Bronchoscopic valve placement is currently under investigation as a non-surgical means of lung volume reduction for the treatment of emphysema. This is a case of hemoptysis one month after 5 valves were placed to exclude the right lower lobe.

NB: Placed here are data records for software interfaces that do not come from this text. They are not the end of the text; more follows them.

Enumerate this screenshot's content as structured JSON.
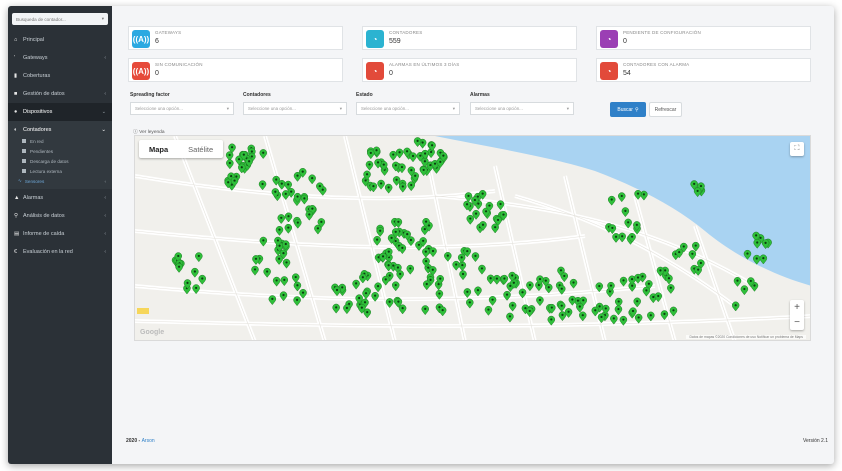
{
  "sidebar": {
    "search_placeholder": "Busqueda de contador...",
    "items": [
      {
        "label": "Principal",
        "icon": "home-icon"
      },
      {
        "label": "Gateways",
        "icon": "antenna-icon"
      },
      {
        "label": "Coberturas",
        "icon": "bar-chart-icon"
      },
      {
        "label": "Gestión de datos",
        "icon": "database-icon"
      },
      {
        "label": "Dispositivos",
        "icon": "device-icon"
      }
    ],
    "submenu": {
      "head": "Contadores",
      "items": [
        "En red",
        "Pendientes",
        "Descarga de datos",
        "Lectura externa"
      ],
      "sensores": "Sensores"
    },
    "items_after": [
      {
        "label": "Alarmas",
        "icon": "warning-icon"
      },
      {
        "label": "Análisis de datos",
        "icon": "search-icon"
      },
      {
        "label": "Informe de caída",
        "icon": "file-icon"
      },
      {
        "label": "Evaluación en la red",
        "icon": "euro-icon"
      }
    ]
  },
  "cards": [
    {
      "label": "GATEWAYS",
      "value": "6",
      "color": "#2ba9e1",
      "icon": "antenna-icon"
    },
    {
      "label": "CONTADORES",
      "value": "559",
      "color": "#2bb3d1",
      "icon": "gauge-icon"
    },
    {
      "label": "PENDIENTE DE CONFIGURACIÓN",
      "value": "0",
      "color": "#9b3fb4",
      "icon": "gauge-icon"
    },
    {
      "label": "SIN COMUNICACIÓN",
      "value": "0",
      "color": "#e64a3a",
      "icon": "antenna-icon"
    },
    {
      "label": "ALARMAS EN ÚLTIMOS 3 DÍAS",
      "value": "0",
      "color": "#e24a3a",
      "icon": "gauge-icon"
    },
    {
      "label": "CONTADORES CON ALARMA",
      "value": "54",
      "color": "#e24a3a",
      "icon": "gauge-icon"
    }
  ],
  "filters": {
    "spreading_label": "Spreading factor",
    "spreading_placeholder": "Seleccione una opción...",
    "contadores_label": "Contadores",
    "contadores_placeholder": "Seleccione una opción...",
    "estado_label": "Estado",
    "estado_placeholder": "Seleccione una opción...",
    "alarmas_label": "Alarmas",
    "alarmas_placeholder": "Seleccione una opción...",
    "search_button": "Buscar",
    "refresh_button": "Refrescar"
  },
  "leyenda": "Ver leyenda",
  "map": {
    "tab_map": "Mapa",
    "tab_satellite": "Satélite",
    "zoom_in": "+",
    "zoom_out": "−",
    "attribution": "Datos de mapas ©2020  Condiciones de uso  Notificar un problema de Maps",
    "google": "Google",
    "marker_color": "#2fbf3a",
    "water_color": "#a9d3f2"
  },
  "footer": {
    "year": "2020 - ",
    "brand": "Arson",
    "version": "Versión 2.1"
  }
}
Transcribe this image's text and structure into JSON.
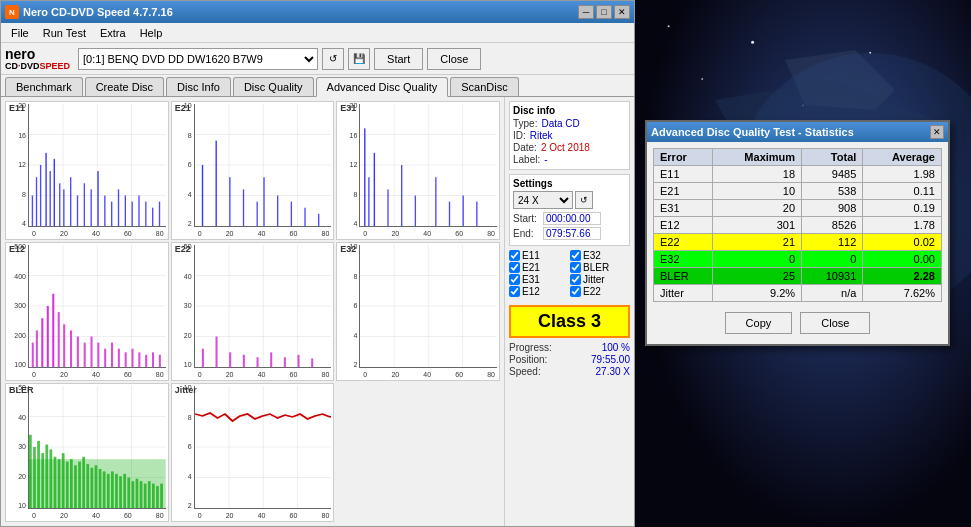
{
  "app": {
    "title": "Nero CD-DVD Speed 4.7.7.16",
    "icon": "●"
  },
  "title_bar": {
    "title": "Nero CD-DVD Speed 4.7.7.16",
    "minimize": "─",
    "maximize": "□",
    "close": "✕"
  },
  "menu": {
    "items": [
      "File",
      "Run Test",
      "Help",
      "Help"
    ]
  },
  "toolbar": {
    "drive_selector": "[0:1]  BENQ DVD DD DW1620 B7W9",
    "start_label": "Start",
    "close_label": "Close"
  },
  "tabs": [
    "Benchmark",
    "Create Disc",
    "Disc Info",
    "Disc Quality",
    "Advanced Disc Quality",
    "ScanDisc"
  ],
  "charts": [
    {
      "id": "E11",
      "label": "E11",
      "ymax": 20,
      "yticks": [
        "20",
        "16",
        "12",
        "8",
        "4"
      ],
      "color": "#0000ff",
      "type": "blue_bars"
    },
    {
      "id": "E21",
      "label": "E21",
      "ymax": 10,
      "yticks": [
        "10",
        "8",
        "6",
        "4",
        "2"
      ],
      "color": "#0000ff",
      "type": "blue_bars"
    },
    {
      "id": "E31",
      "label": "E31",
      "ymax": 20,
      "yticks": [
        "20",
        "16",
        "12",
        "8",
        "4"
      ],
      "color": "#0000ff",
      "type": "blue_bars"
    },
    {
      "id": "E12",
      "label": "E12",
      "ymax": 500,
      "yticks": [
        "500",
        "400",
        "300",
        "200",
        "100"
      ],
      "color": "#cc00cc",
      "type": "purple_bars"
    },
    {
      "id": "E22",
      "label": "E22",
      "ymax": 50,
      "yticks": [
        "50",
        "40",
        "30",
        "20",
        "10"
      ],
      "color": "#cc00cc",
      "type": "purple_bars"
    },
    {
      "id": "E32",
      "label": "E32",
      "ymax": 10,
      "yticks": [
        "10",
        "8",
        "6",
        "4",
        "2"
      ],
      "color": "#cc00cc",
      "type": "purple_bars"
    },
    {
      "id": "BLER",
      "label": "BLER",
      "ymax": 50,
      "yticks": [
        "50",
        "40",
        "30",
        "20",
        "10"
      ],
      "color": "#00aa00",
      "type": "green_bars"
    },
    {
      "id": "Jitter",
      "label": "Jitter",
      "ymax": 10,
      "yticks": [
        "10",
        "8",
        "6",
        "4",
        "2"
      ],
      "color": "#cc0000",
      "type": "red_line"
    }
  ],
  "disc_info": {
    "title": "Disc info",
    "type_label": "Type:",
    "type_value": "Data CD",
    "id_label": "ID:",
    "id_value": "Ritek",
    "date_label": "Date:",
    "date_value": "2 Oct 2018",
    "label_label": "Label:",
    "label_value": "-"
  },
  "settings": {
    "title": "Settings",
    "speed": "24 X",
    "start_label": "Start:",
    "start_value": "000:00.00",
    "end_label": "End:",
    "end_value": "079:57.66",
    "checkboxes": [
      {
        "id": "E11",
        "label": "E11",
        "checked": true
      },
      {
        "id": "E32",
        "label": "E32",
        "checked": true
      },
      {
        "id": "E21",
        "label": "E21",
        "checked": true
      },
      {
        "id": "BLER",
        "label": "BLER",
        "checked": true
      },
      {
        "id": "E31",
        "label": "E31",
        "checked": true
      },
      {
        "id": "Jitter",
        "label": "Jitter",
        "checked": true
      },
      {
        "id": "E12",
        "label": "E12",
        "checked": true
      },
      {
        "id": "E22",
        "label": "E22",
        "checked": true
      }
    ]
  },
  "class_badge": {
    "label": "Class 3",
    "bg_color": "#ffff00"
  },
  "progress": {
    "progress_label": "Progress:",
    "progress_value": "100 %",
    "position_label": "Position:",
    "position_value": "79:55.00",
    "speed_label": "Speed:",
    "speed_value": "27.30 X"
  },
  "stats_dialog": {
    "title": "Advanced Disc Quality Test - Statistics",
    "columns": [
      "Error",
      "Maximum",
      "Total",
      "Average"
    ],
    "rows": [
      {
        "error": "E11",
        "maximum": "18",
        "total": "9485",
        "average": "1.98",
        "highlight": "none"
      },
      {
        "error": "E21",
        "maximum": "10",
        "total": "538",
        "average": "0.11",
        "highlight": "none"
      },
      {
        "error": "E31",
        "maximum": "20",
        "total": "908",
        "average": "0.19",
        "highlight": "none"
      },
      {
        "error": "E12",
        "maximum": "301",
        "total": "8526",
        "average": "1.78",
        "highlight": "none"
      },
      {
        "error": "E22",
        "maximum": "21",
        "total": "112",
        "average": "0.02",
        "highlight": "yellow"
      },
      {
        "error": "E32",
        "maximum": "0",
        "total": "0",
        "average": "0.00",
        "highlight": "green"
      },
      {
        "error": "BLER",
        "maximum": "25",
        "total": "10931",
        "average": "2.28",
        "highlight": "green_bright"
      },
      {
        "error": "Jitter",
        "maximum": "9.2%",
        "total": "n/a",
        "average": "7.62%",
        "highlight": "none"
      }
    ],
    "copy_label": "Copy",
    "close_label": "Close"
  },
  "background": {
    "description": "Space/sci-fi imagery with spacecraft"
  }
}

Sixty-four year old female with emphysema was randomized to valve placement and treated according to the research protocol. The lung parenchyma was scored by CT scan and the right lower lobe was selected as the optimal lobe for lung volume reduction. Five valves were needed to exclude the right lower lobe and were placed in B6-B10 respectively. All valves were placed with their most proximal portion being centered within the airway as shown in the figure below. The patient was discharged home on day two without complication. One month later, the patient presented with intermittent, scant, bright red hemoptysis for 2 days without dyspnea, epistaxis, fevers, lower extremity swelling, or chest pain. Oxygenation on room air was improved compared to her pre-valve evaluation. CT scan with intravenous contrast showed partial lower lobe collapse but was otherwise non-diagnostic. Bronchoscopy revealed that the proximal portion of the valve placed in B7 (medial basal segment) had eroded into the opposite endobronchial wall, as shown in the figure below, causing hemoptysis . Some airway inflammation localized to the area of the valve was appreciated. No intervention was employed as some epithelialization of the valve was evident and in our opinion the risks of bleeding and damage to the airway outweighed the benefits of removal. A first generation cephalosporin was given in conjunction with 40 mg of prednisone daily for ten days. No active bleeding was evident at bronchoscopy and she has not had any hemoptysis or worsening dyspnea two months after the described episode. Based on our experience with metal stents, a follow up bronchoscopy was planned for 90 days post-hemoptysis in hopes that epithelialization would be complete as well as resolution of the inflammation preventing the valve from coming into contact with the opposite bronchial wall.
The endobronchial valves used in this patient are essentially specialized silicone covered nitinol stents and will likely have the same issues that other nitinol stents possess including bleeding, granulation tissue formation, and airway stenosis. Endobronchial valve placement is a safe procedure however, this case suggests that a combination of airway inflammation and any lobar collapse could potentially change the anatomy in such a way as to allow a valve to erode into the opposite wall of the bronchous causing hemoptysis. This could possibly be prevented by placing the valves more distal within the bronchus having thier opening flush to the bronchial opening.
Endobronchial valve placement for lung volume reduction has the potential to provide palliation to a population that have few options for the treatment of their dyspnea however, hemoptysis caused by the endobronchial valves will require long term follow up to determine if this is a reproducible phenomena.
Simrit Bhular, Grant monies (from industry related sources) Emphasys Medical, Inc., Redwood City, CA